The Unfair Contract Terms Act 1977 (UCTA) prohibits unfair exclusion clauses in contracts. In particular, section 3 of UCTA prohibits such clauses where one party deals as a consumer or enters into a contract on the other party's "written standard terms of business".
What amounts to "written standard terms of business" is not clearly defined. A model form of contract can be regarded as written standard terms of business where a party has expressly or by practice adopted it as its standard terms of business.
UCTA has been in the spotlight again recently, this time in the Court of Appeal in the case of African Export-Import Bank and Others v Shebah Exploration & Production Company Limited and Others  EWCA Civ 845, the appeal by the Defendant against the decision at first instance reported in our earlier article referred to above. Whilst this is not a construction case, it still has significance for the construction sector.
The case centres around a facility agreement under which the First Defendant borrowed money from three banks, the Claimants. The Second and Third Defendants were guarantors. The facility agreement was based on the form of syndicated facility agreement recommended by the Loan Market Association (LMA) which was adapted and amended during negotiations between the parties. The Defendant defaulted on the loan and so under the terms of the facility agreement, the Claimants issued a notice which meant the loan was immediately due and payable. Proceedings were issued by the Claimant for summary judgment.
In February 2016, the High Court heard this case and ruled that a party could be held to have contracted on its written standard terms where it had adopted a third party's written terms as its own (British Fermentation Products Ltd v Compare Reavell Ltd  2 All E.R (Comm) 389), even where there had been some negotiation between the parties but where the terms were left effectively untouched (St Albans City Council v ICL Limited  4 All E.R. 481 CA). In the African Export-Import Bank case, the Court held that there was no evidence put forward to suggest that the lenders habitually used the LMA form as a basis for their syndicated loan deals nor that the version of the LMA form put forward had remained virtually untouched following negotiations (the Claimants had in fact accepted some of the Defendant's requested amendments).
Mr Justice Phillips said "In circumstances where commercial parties, represented by solicitors, have utilised a ‘neutral’ industry model form as the basis for a complex and detailed financial contract, executed after the usual process of negotiation, including revising a travelling draft, it will require cogent evidence to raise even an arguable case that the resulting contract is made on the written standard terms of one of those parties."
Summary judgment was awarded in favour of the Claimants and the Defendants appealed this decision.
In the judgment handed down on 28 June 2017, the Court of Appeal held that for section 3 of UCTA to apply, the Defendant had to show that the agreement was based on the Claimant's written standard terms of business and that these were habitually used by the Claimant.
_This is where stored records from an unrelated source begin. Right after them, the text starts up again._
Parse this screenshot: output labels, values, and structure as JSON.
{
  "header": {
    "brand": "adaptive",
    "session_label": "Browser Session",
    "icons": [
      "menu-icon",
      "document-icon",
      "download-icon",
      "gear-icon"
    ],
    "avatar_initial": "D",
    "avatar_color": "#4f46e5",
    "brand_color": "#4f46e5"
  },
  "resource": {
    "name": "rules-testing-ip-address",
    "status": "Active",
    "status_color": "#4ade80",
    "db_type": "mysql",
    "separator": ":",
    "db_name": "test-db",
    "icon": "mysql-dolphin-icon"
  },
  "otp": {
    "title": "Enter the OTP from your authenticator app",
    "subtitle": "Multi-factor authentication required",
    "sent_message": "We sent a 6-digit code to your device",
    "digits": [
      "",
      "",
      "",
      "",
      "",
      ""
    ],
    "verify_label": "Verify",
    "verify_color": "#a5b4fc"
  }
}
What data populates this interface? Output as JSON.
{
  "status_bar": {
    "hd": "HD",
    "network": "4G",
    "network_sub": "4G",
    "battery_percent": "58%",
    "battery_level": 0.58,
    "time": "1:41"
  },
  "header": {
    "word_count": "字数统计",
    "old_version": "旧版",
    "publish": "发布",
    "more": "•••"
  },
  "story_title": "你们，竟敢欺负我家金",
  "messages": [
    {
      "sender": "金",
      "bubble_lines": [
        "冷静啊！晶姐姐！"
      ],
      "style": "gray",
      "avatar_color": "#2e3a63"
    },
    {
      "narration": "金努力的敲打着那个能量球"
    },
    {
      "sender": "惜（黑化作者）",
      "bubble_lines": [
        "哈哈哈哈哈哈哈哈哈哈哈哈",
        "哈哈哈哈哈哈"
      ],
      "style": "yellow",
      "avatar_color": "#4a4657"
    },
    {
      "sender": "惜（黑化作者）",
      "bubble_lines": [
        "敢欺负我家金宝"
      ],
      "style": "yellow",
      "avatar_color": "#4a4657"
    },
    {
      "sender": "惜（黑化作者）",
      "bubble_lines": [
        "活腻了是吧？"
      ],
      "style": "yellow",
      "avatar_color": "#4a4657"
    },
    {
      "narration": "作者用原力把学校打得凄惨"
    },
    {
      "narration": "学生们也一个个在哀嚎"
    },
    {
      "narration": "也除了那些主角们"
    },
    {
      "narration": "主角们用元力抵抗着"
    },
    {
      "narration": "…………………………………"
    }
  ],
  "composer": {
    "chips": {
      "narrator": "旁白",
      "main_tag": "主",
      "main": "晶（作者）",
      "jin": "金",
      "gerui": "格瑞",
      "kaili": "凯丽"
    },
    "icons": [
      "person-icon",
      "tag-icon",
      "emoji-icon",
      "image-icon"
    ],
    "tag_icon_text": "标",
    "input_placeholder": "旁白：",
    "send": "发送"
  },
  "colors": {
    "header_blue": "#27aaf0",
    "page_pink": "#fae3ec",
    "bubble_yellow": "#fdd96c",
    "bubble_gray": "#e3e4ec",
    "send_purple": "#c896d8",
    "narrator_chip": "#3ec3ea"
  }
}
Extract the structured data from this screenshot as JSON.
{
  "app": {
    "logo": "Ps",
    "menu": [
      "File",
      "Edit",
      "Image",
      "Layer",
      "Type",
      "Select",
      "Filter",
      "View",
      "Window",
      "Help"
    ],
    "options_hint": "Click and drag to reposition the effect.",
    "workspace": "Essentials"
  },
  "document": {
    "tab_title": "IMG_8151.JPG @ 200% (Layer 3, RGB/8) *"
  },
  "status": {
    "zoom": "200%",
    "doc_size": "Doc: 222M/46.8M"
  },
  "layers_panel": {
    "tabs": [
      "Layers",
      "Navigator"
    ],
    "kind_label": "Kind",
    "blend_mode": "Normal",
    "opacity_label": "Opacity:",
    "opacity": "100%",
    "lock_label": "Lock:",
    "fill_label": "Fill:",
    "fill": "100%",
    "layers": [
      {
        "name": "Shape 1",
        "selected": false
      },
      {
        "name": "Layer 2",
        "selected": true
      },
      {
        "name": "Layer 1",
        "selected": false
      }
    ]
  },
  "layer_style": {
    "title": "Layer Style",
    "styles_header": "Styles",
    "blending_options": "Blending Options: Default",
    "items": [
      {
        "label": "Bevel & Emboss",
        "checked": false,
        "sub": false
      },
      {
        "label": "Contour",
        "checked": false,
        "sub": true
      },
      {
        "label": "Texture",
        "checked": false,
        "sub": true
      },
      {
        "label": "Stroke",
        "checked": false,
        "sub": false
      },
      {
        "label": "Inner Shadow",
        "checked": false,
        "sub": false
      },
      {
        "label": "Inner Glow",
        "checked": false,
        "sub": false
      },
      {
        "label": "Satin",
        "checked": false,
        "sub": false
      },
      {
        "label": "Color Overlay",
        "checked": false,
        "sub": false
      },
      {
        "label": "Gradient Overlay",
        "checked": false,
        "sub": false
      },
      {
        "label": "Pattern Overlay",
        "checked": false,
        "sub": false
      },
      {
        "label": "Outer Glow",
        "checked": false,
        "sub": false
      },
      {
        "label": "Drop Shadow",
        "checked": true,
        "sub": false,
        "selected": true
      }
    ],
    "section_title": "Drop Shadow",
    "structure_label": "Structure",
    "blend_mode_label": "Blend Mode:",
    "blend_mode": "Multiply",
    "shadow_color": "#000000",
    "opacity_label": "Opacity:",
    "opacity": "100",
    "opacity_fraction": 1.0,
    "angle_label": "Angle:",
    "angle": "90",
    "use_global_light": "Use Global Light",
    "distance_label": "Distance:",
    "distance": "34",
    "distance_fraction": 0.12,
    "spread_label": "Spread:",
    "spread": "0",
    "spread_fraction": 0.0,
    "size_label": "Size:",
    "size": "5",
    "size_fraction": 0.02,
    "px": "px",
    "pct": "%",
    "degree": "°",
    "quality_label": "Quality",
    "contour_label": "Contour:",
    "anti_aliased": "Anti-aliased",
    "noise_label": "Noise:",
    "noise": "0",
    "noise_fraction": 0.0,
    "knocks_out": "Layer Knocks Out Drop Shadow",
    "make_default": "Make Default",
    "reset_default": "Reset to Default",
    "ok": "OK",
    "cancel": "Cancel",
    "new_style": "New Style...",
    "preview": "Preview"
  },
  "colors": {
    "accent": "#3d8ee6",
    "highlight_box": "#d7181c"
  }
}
This also raised the question of whether UCTA would apply where there had been negotiations between the parties which resulted in some, but not necessarily all, of one party's standard terms applying. In this situation, the correct approach was to consider whether there has been more than insubstantial variations to the standard terms. If there had been substantial variations, it is unlikely that the Court would find that the contract had been made on the written standard terms of business.
The Defendant failed to adduce evidence that the contract was made on the Claimant's standard terms. In any event, substantial and detailed negotiations had taken place between the parties before the contract was entered and so it could not be said that they were on the Claimant's standard terms of business. It is also worth noting that there was no requirement that negotiations had to relate to the exclusion clause itself in order for UCTA not to apply. In short, the Court of Appeal upheld the Judge at first instance.
Model form contracts and written standard terms of business are commonly used within the construction sector and there is always a risk of a challenge under section 3 of UCTA. The result of such challenges will be very much dependant on the facts of the case. In the African Export-Import Bank decision it was fairly clear that the contract had not been made on the Claimant's written standard terms, but this is by no means always the case, and the concept of what "written standard terms" means is constantly being tested in the Courts.